Why is no one else talking about this?
There are a few articles here and there in the mainstream media on the topic of cancer and light at night, mostly when a new study comes out. And there are a few health gurus that have started talking about the impact of light at night. The problem is that the topic gets lost in the swirl…
This topic isn’t sexy or exciting, and, quite frankly, blocking blue light at night is inconvenient. No one can make a profit by telling people to turn off their lights and go to bed. No one wants to listen to that – sounds like just some hippie-dippie wacko stuff. But there is more research on this topic than pretty much anything else that I’ve blogged about. The science is real. And it is time to take it seriously.
Simplest: get as much light as possible during the day. Go outside in the morning when you get up. Have your cuppa tea or coffee outdoors. A recent study also showed that blue light emitting bulbs during the day help increase the production of melatonin at night. [ref]
Also simple, but sometimes kind of geeky/not cool: wear blue-blocking glasses in the evening starting a couple of hours before bedtime. Many studies show that wearing blue-blocking glasses in the evening increase melatonin production and sleep quality and quantity. [ref][ref]
An alternative to blue blocking glasses: shut off all your lights at night and go back to using candlelight. Yeah — probably not realistic for most. So get yourself some blue blocking glasses and join the dorky glasses club.

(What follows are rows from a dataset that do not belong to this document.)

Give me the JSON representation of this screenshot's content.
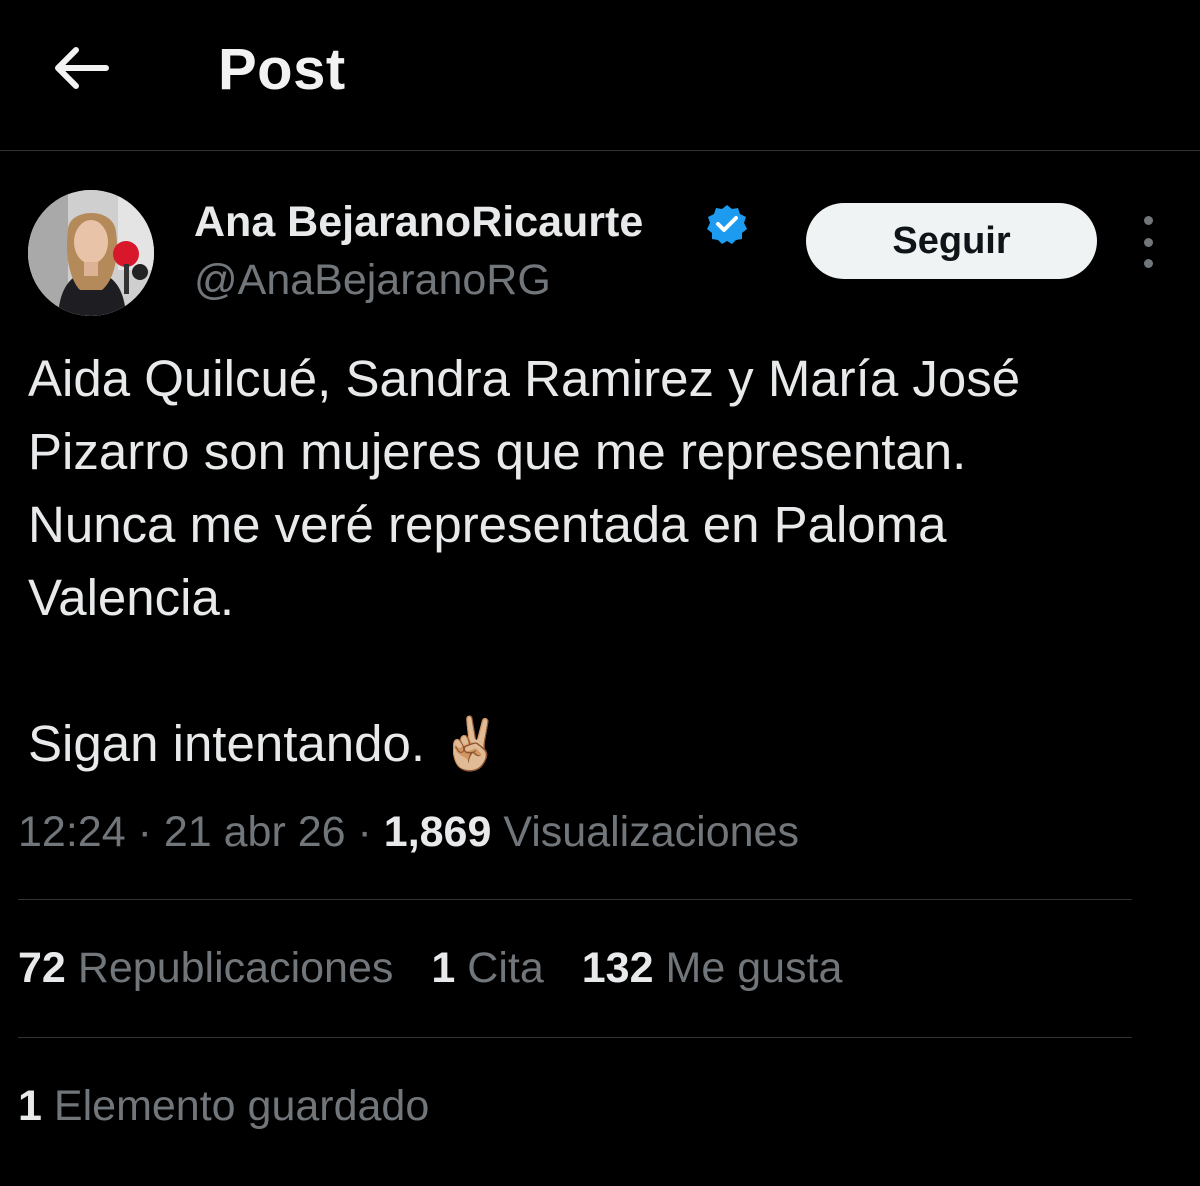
{
  "header": {
    "title": "Post",
    "back_icon": "arrow-left-icon"
  },
  "author": {
    "name": "Ana BejaranoRicaurte",
    "handle": "@AnaBejaranoRG",
    "verified_icon": "verified-badge-icon",
    "verified_color": "#1d9bf0",
    "follow_label": "Seguir",
    "more_icon": "vertical-ellipsis-icon"
  },
  "tweet": {
    "line1": "Aida Quilcué, Sandra Ramirez y María José",
    "line2": "Pizarro son mujeres que me representan.",
    "line3": "Nunca me veré representada en Paloma",
    "line4": "Valencia.",
    "line5": "Sigan intentando. ✌🏼"
  },
  "meta": {
    "time": "12:24",
    "separator": "·",
    "date": "21 abr 26",
    "views_count": "1,869",
    "views_label": "Visualizaciones"
  },
  "stats": {
    "reposts_count": "72",
    "reposts_label": "Republicaciones",
    "quotes_count": "1",
    "quotes_label": "Cita",
    "likes_count": "132",
    "likes_label": "Me gusta"
  },
  "bookmarks": {
    "count": "1",
    "label": "Elemento guardado"
  }
}
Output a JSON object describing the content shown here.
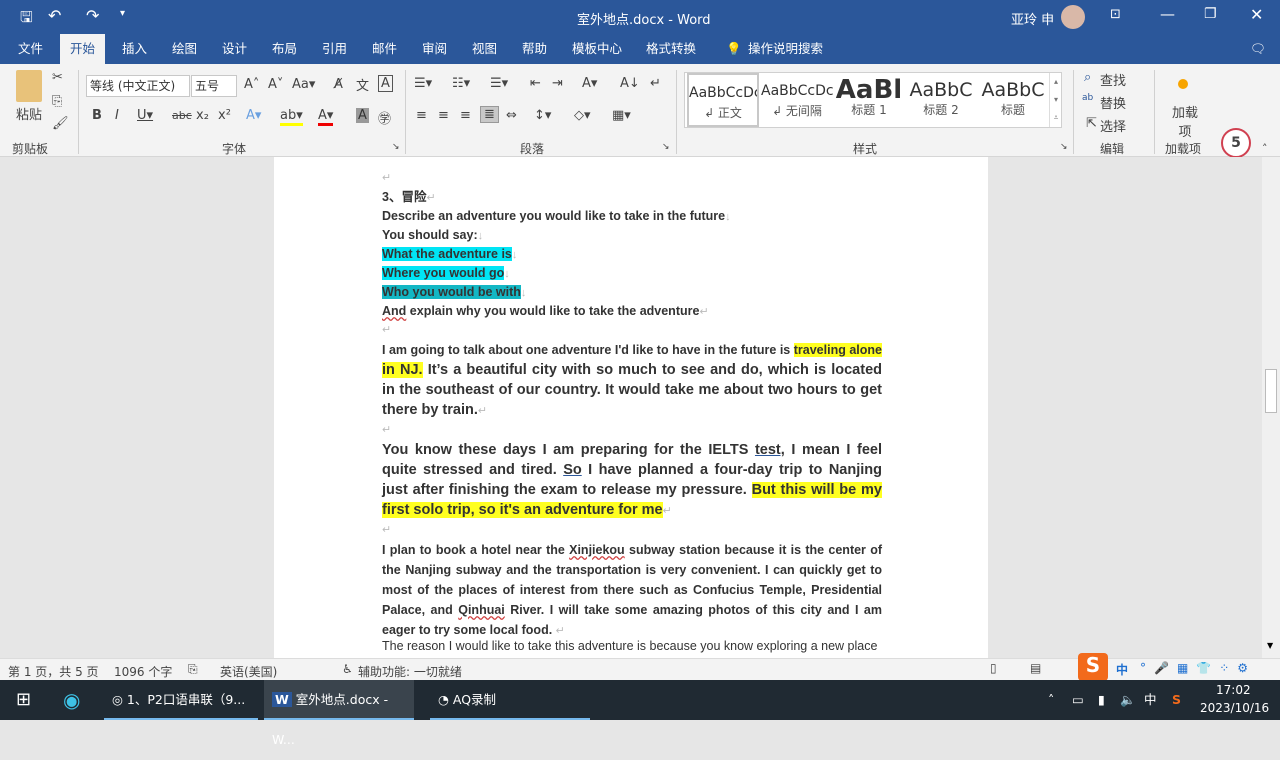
{
  "window": {
    "title": "室外地点.docx  -  Word",
    "user": "亚玲 申"
  },
  "tabs": [
    "文件",
    "开始",
    "插入",
    "绘图",
    "设计",
    "布局",
    "引用",
    "邮件",
    "审阅",
    "视图",
    "帮助",
    "模板中心",
    "格式转换"
  ],
  "search_label": "操作说明搜索",
  "ribbon": {
    "clipboard": {
      "paste": "粘贴",
      "label": "剪贴板"
    },
    "font": {
      "name": "等线 (中文正文)",
      "size": "五号",
      "label": "字体"
    },
    "paragraph": {
      "label": "段落"
    },
    "styles": {
      "label": "样式",
      "items": [
        {
          "preview": "AaBbCcDc",
          "name": "↲ 正文"
        },
        {
          "preview": "AaBbCcDc",
          "name": "↲ 无间隔"
        },
        {
          "preview": "AaBl",
          "name": "标题 1"
        },
        {
          "preview": "AaBbC",
          "name": "标题 2"
        },
        {
          "preview": "AaBbC",
          "name": "标题"
        }
      ]
    },
    "editing": {
      "find": "查找",
      "replace": "替换",
      "select": "选择",
      "label": "编辑"
    },
    "addins": {
      "button": "加载项",
      "label": "加载项"
    },
    "badge": "5"
  },
  "document": {
    "heading": "3、冒险",
    "prompt": "Describe an adventure you would like to take in the future",
    "say": "You should say:",
    "cues": [
      "What the adventure is",
      "Where you would go",
      "Who you would be with"
    ],
    "explain_a": "And",
    "explain_b": " explain why you would like to take the adventure",
    "p1": {
      "a": "I am going to talk about one adventure I'd like to have in the future is ",
      "hl1": "traveling alone",
      "hl2": "in NJ.",
      "b": " It’s a beautiful city with so much to see and do, which is located in the southeast of our country. It would take me about two hours to get there by train."
    },
    "p2": {
      "a": "You know these days I am preparing for the IELTS ",
      "u1": "test,",
      "b": " I mean I feel quite stressed and tired. ",
      "u2": "So",
      "c": " I have planned a four-day trip to Nanjing just after finishing the exam to release my pressure. ",
      "hl": "But this will be my first solo trip, so it's an adventure for me"
    },
    "p3": {
      "a": "I plan to book a hotel near the ",
      "w1": "Xinjiekou",
      "b": " subway station because it is the center of the Nanjing subway and the transportation is very convenient. I can quickly get to most of the places of interest from there such as Confucius Temple, Presidential Palace, and ",
      "w2": "Qinhuai",
      "c": " River. I will take some amazing photos of this city and I am eager to try some local food. "
    },
    "p4": "The reason I would like to take this adventure is because you know exploring a new place"
  },
  "status": {
    "page": "第 1 页，共 5 页",
    "words": "1096 个字",
    "lang": "英语(美国)",
    "access": "辅助功能: 一切就绪"
  },
  "taskbar": {
    "items": [
      "1、P2口语串联（9...",
      "室外地点.docx - W...",
      "AQ录制"
    ],
    "time": "17:02",
    "date": "2023/10/16",
    "ime": "中"
  },
  "colors": {
    "brand": "#2b579a",
    "cyan_highlight": "#00e5f5",
    "yellow_highlight": "#ffff20"
  }
}
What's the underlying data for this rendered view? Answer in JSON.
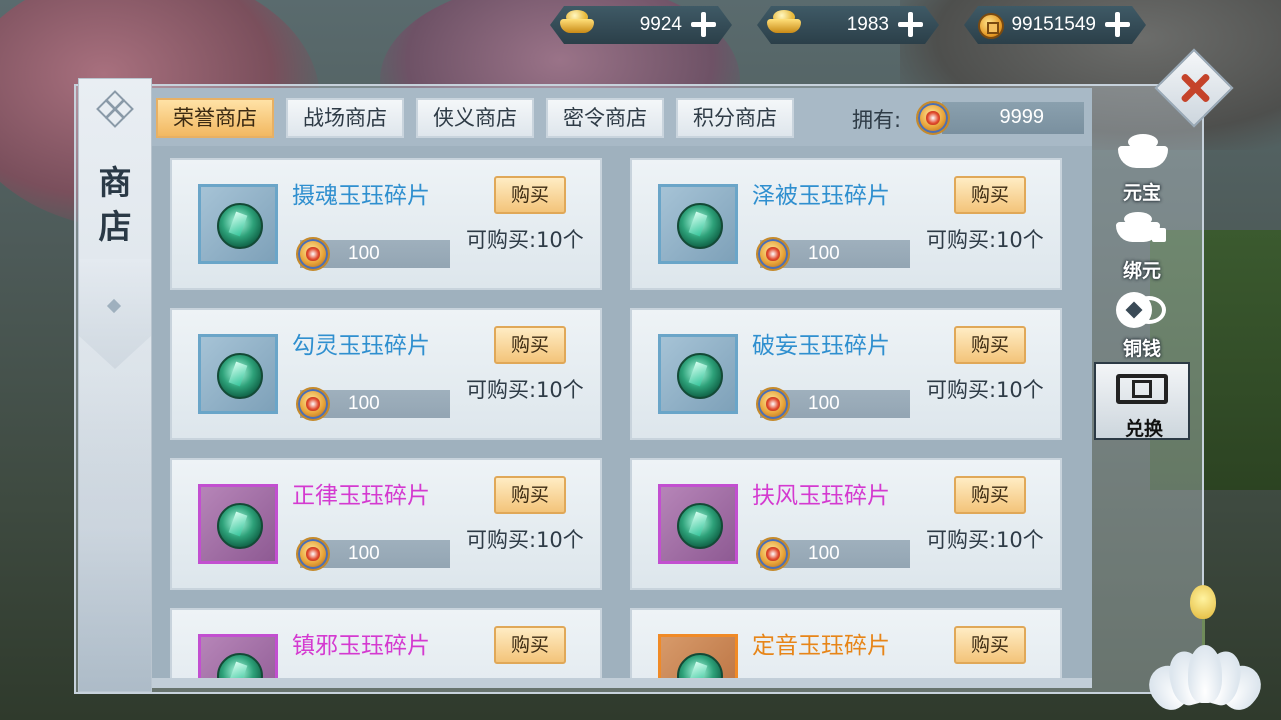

Curtains: Get some curtains and sleep in the dark. True dark is needed, so get blackout curtains or perhaps curtains over blackout shades. Also get rid of all the little lights in your bedroom from LED indicator lights. A little bit of black electrical tape will block them out.
A cell study found that curcumin in combination with melatonin killed bladder cancer cells. So perhaps taking curcumin at night before bed would increase its cancer prevention ability.[ref]
Resveratrol, in combo with melatonin, was somewhat effective in reducing tumors in rats. Taking resveratrol at night may boost its benefits.[ref] Resveratrol and melatonin both boost sirtuin 1, an enzyme vital to cellular function and longevity.[ref]
If melatonin is so great, why not just take a pill instead of producing it yourself naturally? Melatonin as an adjuvant to chemotherapy has been shown to be helpful and something to talk with your oncologist about if you are currently doing chemo.[ref][ref] The problem with just popping a melatonin pill for the rest of us is that a big single dose isn’t what your body needs/expects. The natural rise and fall of melatonin that your body produces without light disruption is just plainly better, so your better option is to block out the blue light. Additionally, people react to the hormone differently, and your natural production of melatonin may decrease with supplementation.
Food sources of melatonin:
Almost all plants contain small amounts of melatonin which acts as an antioxidant in the plant. Pineapple, oranges, and bananas all have been shown to significantly increase serum melatonin levels.[ref] The flip side of this is that you really shouldn’t eat at night due to a circadian drop in insulin sensitivity.